**DATA UNDER STUDY**.
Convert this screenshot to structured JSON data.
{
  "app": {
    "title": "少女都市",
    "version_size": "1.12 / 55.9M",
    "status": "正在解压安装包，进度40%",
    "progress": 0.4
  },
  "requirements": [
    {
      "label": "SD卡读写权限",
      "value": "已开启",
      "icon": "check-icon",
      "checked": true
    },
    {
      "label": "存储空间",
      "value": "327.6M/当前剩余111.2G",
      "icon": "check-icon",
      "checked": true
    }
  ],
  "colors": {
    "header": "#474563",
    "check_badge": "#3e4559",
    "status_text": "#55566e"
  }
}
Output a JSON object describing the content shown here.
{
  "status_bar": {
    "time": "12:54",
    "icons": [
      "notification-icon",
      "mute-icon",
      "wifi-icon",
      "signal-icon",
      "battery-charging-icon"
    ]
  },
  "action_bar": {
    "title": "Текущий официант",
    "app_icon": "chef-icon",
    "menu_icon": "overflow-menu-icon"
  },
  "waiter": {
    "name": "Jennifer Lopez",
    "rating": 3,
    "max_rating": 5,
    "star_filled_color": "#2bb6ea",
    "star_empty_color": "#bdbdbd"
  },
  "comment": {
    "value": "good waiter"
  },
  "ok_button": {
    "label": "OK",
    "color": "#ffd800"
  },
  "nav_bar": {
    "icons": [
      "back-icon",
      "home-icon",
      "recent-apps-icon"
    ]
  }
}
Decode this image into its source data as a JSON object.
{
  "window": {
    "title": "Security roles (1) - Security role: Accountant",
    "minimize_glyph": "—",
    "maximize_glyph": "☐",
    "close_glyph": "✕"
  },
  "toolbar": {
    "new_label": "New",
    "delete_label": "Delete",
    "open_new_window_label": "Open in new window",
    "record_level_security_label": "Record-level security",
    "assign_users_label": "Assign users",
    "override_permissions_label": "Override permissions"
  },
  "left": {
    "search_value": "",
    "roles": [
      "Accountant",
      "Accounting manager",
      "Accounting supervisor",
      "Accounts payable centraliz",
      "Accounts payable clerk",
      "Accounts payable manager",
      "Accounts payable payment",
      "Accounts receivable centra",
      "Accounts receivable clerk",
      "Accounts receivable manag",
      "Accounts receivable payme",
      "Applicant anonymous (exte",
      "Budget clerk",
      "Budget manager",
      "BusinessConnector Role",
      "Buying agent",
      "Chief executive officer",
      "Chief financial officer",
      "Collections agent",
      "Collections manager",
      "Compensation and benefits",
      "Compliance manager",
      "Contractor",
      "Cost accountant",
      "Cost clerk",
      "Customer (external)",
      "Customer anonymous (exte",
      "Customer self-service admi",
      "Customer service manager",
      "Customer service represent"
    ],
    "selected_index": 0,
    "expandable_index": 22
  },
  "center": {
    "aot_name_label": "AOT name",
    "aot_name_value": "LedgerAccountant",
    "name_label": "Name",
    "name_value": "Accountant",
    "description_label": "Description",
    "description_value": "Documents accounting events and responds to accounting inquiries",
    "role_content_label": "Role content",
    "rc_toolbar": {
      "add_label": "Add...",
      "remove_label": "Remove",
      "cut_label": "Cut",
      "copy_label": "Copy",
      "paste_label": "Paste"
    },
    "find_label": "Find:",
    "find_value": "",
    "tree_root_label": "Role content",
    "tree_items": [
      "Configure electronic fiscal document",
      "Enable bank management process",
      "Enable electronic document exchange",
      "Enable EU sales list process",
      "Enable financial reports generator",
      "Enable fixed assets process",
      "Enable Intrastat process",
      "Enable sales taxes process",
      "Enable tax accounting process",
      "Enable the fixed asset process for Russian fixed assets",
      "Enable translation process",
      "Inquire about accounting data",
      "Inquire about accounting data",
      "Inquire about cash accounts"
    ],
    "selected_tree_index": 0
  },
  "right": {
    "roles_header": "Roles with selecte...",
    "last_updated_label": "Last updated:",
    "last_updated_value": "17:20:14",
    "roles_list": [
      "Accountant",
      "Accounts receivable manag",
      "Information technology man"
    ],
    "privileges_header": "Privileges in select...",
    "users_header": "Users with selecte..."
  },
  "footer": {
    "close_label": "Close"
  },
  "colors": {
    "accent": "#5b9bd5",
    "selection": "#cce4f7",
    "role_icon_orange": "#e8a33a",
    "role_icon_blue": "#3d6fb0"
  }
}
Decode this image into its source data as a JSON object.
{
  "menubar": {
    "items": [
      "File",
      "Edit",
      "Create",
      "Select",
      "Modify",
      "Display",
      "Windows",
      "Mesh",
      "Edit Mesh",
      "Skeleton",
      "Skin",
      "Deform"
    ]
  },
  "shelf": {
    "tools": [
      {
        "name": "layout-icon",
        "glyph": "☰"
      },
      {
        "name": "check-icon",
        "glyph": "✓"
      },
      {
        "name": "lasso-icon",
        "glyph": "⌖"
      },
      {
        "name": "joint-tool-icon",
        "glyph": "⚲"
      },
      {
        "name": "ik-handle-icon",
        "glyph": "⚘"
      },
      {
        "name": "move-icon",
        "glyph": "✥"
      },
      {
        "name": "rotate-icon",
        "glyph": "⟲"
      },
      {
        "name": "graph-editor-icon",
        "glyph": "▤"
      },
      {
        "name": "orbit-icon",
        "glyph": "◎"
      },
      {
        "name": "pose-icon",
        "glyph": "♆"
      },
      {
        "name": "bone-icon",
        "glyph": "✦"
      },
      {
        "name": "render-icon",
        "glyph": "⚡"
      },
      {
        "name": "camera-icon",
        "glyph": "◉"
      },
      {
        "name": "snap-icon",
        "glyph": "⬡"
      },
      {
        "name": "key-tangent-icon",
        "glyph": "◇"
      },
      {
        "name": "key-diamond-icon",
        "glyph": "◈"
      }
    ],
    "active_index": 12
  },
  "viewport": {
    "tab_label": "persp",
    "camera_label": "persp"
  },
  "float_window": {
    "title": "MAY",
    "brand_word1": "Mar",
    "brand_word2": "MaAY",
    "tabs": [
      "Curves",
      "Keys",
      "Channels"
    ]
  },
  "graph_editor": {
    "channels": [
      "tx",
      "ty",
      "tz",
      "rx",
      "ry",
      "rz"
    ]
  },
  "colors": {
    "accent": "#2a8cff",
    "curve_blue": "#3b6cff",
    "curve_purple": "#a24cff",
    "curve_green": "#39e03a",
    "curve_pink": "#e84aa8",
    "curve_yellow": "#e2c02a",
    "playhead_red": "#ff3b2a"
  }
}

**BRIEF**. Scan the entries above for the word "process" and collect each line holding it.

**TASK ANSWER**.
      "Enable bank management process",
      "Enable EU sales list process",
      "Enable fixed assets process",
      "Enable Intrastat process",
      "Enable sales taxes process",
      "Enable tax accounting process",
      "Enable the fixed asset process for Russian fixed assets",
      "Enable translation process",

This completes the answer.